Your assignment ->
A faithful retyping of every entry below is wanted, with images left out.

Given records ->
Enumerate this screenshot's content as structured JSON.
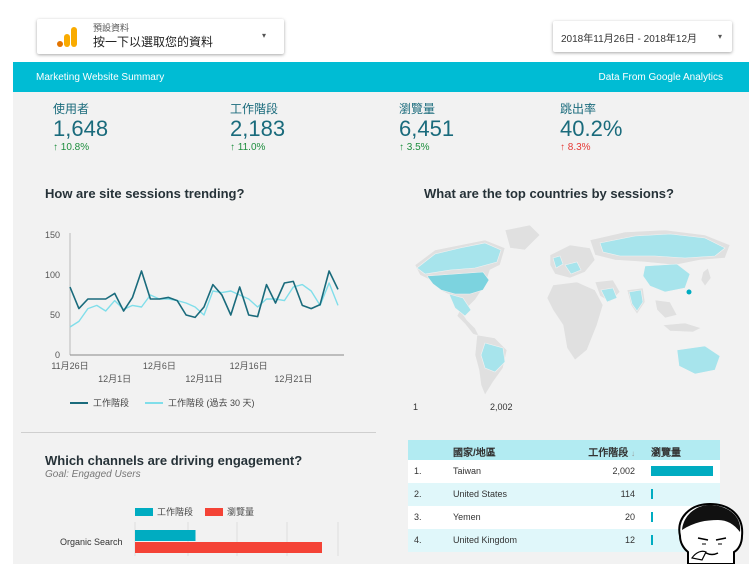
{
  "datasource": {
    "small_label": "預設資料",
    "main_label": "按一下以選取您的資料",
    "caret": "▾"
  },
  "daterange": {
    "label": "2018年11月26日 - 2018年12月",
    "caret": "▾"
  },
  "header": {
    "left": "Marketing Website Summary",
    "right": "Data From Google Analytics"
  },
  "kpis": [
    {
      "label": "使用者",
      "value": "1,648",
      "delta": "↑ 10.8%",
      "direction": "up"
    },
    {
      "label": "工作階段",
      "value": "2,183",
      "delta": "↑ 11.0%",
      "direction": "up"
    },
    {
      "label": "瀏覽量",
      "value": "6,451",
      "delta": "↑ 3.5%",
      "direction": "up"
    },
    {
      "label": "跳出率",
      "value": "40.2%",
      "delta": "↑ 8.3%",
      "direction": "down"
    }
  ],
  "trend_panel": {
    "title": "How are site sessions trending?",
    "legend": [
      "工作階段",
      "工作階段 (過去 30 天)"
    ]
  },
  "channels_panel": {
    "title": "Which channels are driving engagement?",
    "goal": "Goal: Engaged Users",
    "legend": [
      "工作階段",
      "瀏覽量"
    ],
    "first_channel": "Organic Search"
  },
  "map_panel": {
    "title": "What are the top countries by sessions?",
    "legend_min": "1",
    "legend_max": "2,002"
  },
  "table": {
    "headers": {
      "country": "國家/地區",
      "sessions": "工作階段",
      "sort": "↓",
      "views": "瀏覽量"
    },
    "rows": [
      {
        "idx": "1.",
        "country": "Taiwan",
        "sessions": "2,002",
        "views_fraction": 1.0
      },
      {
        "idx": "2.",
        "country": "United States",
        "sessions": "114",
        "views_fraction": 0.03
      },
      {
        "idx": "3.",
        "country": "Yemen",
        "sessions": "20",
        "views_fraction": 0.02
      },
      {
        "idx": "4.",
        "country": "United Kingdom",
        "sessions": "12",
        "views_fraction": 0.02
      }
    ]
  },
  "colors": {
    "teal": "#00bcd4",
    "series_current": "#1a6b7c",
    "series_previous": "#80deea",
    "bar_sessions": "#00acc1",
    "bar_views": "#f44336"
  },
  "chart_data": [
    {
      "type": "line",
      "title": "How are site sessions trending?",
      "xlabel": "",
      "ylabel": "",
      "ylim": [
        0,
        150
      ],
      "yticks": [
        0,
        50,
        100,
        150
      ],
      "x_tick_labels_row1": [
        "11月26日",
        "12月6日",
        "12月16日"
      ],
      "x_tick_labels_row2": [
        "12月1日",
        "12月11日",
        "12月21日"
      ],
      "x_tick_index_row1": [
        0,
        10,
        20
      ],
      "x_tick_index_row2": [
        5,
        15,
        25
      ],
      "n_points": 30,
      "series": [
        {
          "name": "工作階段",
          "values": [
            85,
            58,
            70,
            70,
            70,
            77,
            55,
            72,
            105,
            70,
            70,
            72,
            68,
            50,
            47,
            60,
            88,
            75,
            50,
            85,
            50,
            48,
            88,
            65,
            90,
            92,
            62,
            58,
            63,
            105,
            82
          ]
        },
        {
          "name": "工作階段 (過去 30 天)",
          "values": [
            35,
            42,
            58,
            62,
            55,
            68,
            57,
            62,
            60,
            75,
            70,
            70,
            68,
            65,
            60,
            50,
            80,
            78,
            80,
            75,
            70,
            60,
            70,
            70,
            68,
            85,
            88,
            80,
            62,
            90,
            62
          ]
        }
      ]
    },
    {
      "type": "bar",
      "title": "Which channels are driving engagement?",
      "categories": [
        "Organic Search"
      ],
      "series": [
        {
          "name": "工作階段",
          "values": [
            1100
          ]
        },
        {
          "name": "瀏覽量",
          "values": [
            3400
          ]
        }
      ]
    }
  ]
}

Solution for this exercise ->
Enumerate this screenshot's content as structured JSON.
{
  "datasource": {
    "small_label": "預設資料",
    "main_label": "按一下以選取您的資料",
    "caret": "▾"
  },
  "daterange": {
    "label": "2018年11月26日 - 2018年12月",
    "caret": "▾"
  },
  "header": {
    "left": "Marketing Website Summary",
    "right": "Data From Google Analytics"
  },
  "kpis": [
    {
      "label": "使用者",
      "value": "1,648",
      "delta": "↑ 10.8%",
      "direction": "up"
    },
    {
      "label": "工作階段",
      "value": "2,183",
      "delta": "↑ 11.0%",
      "direction": "up"
    },
    {
      "label": "瀏覽量",
      "value": "6,451",
      "delta": "↑ 3.5%",
      "direction": "up"
    },
    {
      "label": "跳出率",
      "value": "40.2%",
      "delta": "↑ 8.3%",
      "direction": "down"
    }
  ],
  "trend_panel": {
    "title": "How are site sessions trending?",
    "legend": [
      "工作階段",
      "工作階段 (過去 30 天)"
    ]
  },
  "channels_panel": {
    "title": "Which channels are driving engagement?",
    "goal": "Goal: Engaged Users",
    "legend": [
      "工作階段",
      "瀏覽量"
    ],
    "first_channel": "Organic Search"
  },
  "map_panel": {
    "title": "What are the top countries by sessions?",
    "legend_min": "1",
    "legend_max": "2,002"
  },
  "table": {
    "headers": {
      "country": "國家/地區",
      "sessions": "工作階段",
      "sort": "↓",
      "views": "瀏覽量"
    },
    "rows": [
      {
        "idx": "1.",
        "country": "Taiwan",
        "sessions": "2,002",
        "views_fraction": 1.0
      },
      {
        "idx": "2.",
        "country": "United States",
        "sessions": "114",
        "views_fraction": 0.03
      },
      {
        "idx": "3.",
        "country": "Yemen",
        "sessions": "20",
        "views_fraction": 0.02
      },
      {
        "idx": "4.",
        "country": "United Kingdom",
        "sessions": "12",
        "views_fraction": 0.02
      }
    ]
  },
  "colors": {
    "teal": "#00bcd4",
    "series_current": "#1a6b7c",
    "series_previous": "#80deea",
    "bar_sessions": "#00acc1",
    "bar_views": "#f44336"
  },
  "chart_data": [
    {
      "type": "line",
      "title": "How are site sessions trending?",
      "xlabel": "",
      "ylabel": "",
      "ylim": [
        0,
        150
      ],
      "yticks": [
        0,
        50,
        100,
        150
      ],
      "x_tick_labels_row1": [
        "11月26日",
        "12月6日",
        "12月16日"
      ],
      "x_tick_labels_row2": [
        "12月1日",
        "12月11日",
        "12月21日"
      ],
      "x_tick_index_row1": [
        0,
        10,
        20
      ],
      "x_tick_index_row2": [
        5,
        15,
        25
      ],
      "n_points": 30,
      "series": [
        {
          "name": "工作階段",
          "values": [
            85,
            58,
            70,
            70,
            70,
            77,
            55,
            72,
            105,
            70,
            70,
            72,
            68,
            50,
            47,
            60,
            88,
            75,
            50,
            85,
            50,
            48,
            88,
            65,
            90,
            92,
            62,
            58,
            63,
            105,
            82
          ]
        },
        {
          "name": "工作階段 (過去 30 天)",
          "values": [
            35,
            42,
            58,
            62,
            55,
            68,
            57,
            62,
            60,
            75,
            70,
            70,
            68,
            65,
            60,
            50,
            80,
            78,
            80,
            75,
            70,
            60,
            70,
            70,
            68,
            85,
            88,
            80,
            62,
            90,
            62
          ]
        }
      ]
    },
    {
      "type": "bar",
      "title": "Which channels are driving engagement?",
      "categories": [
        "Organic Search"
      ],
      "series": [
        {
          "name": "工作階段",
          "values": [
            1100
          ]
        },
        {
          "name": "瀏覽量",
          "values": [
            3400
          ]
        }
      ]
    }
  ]
}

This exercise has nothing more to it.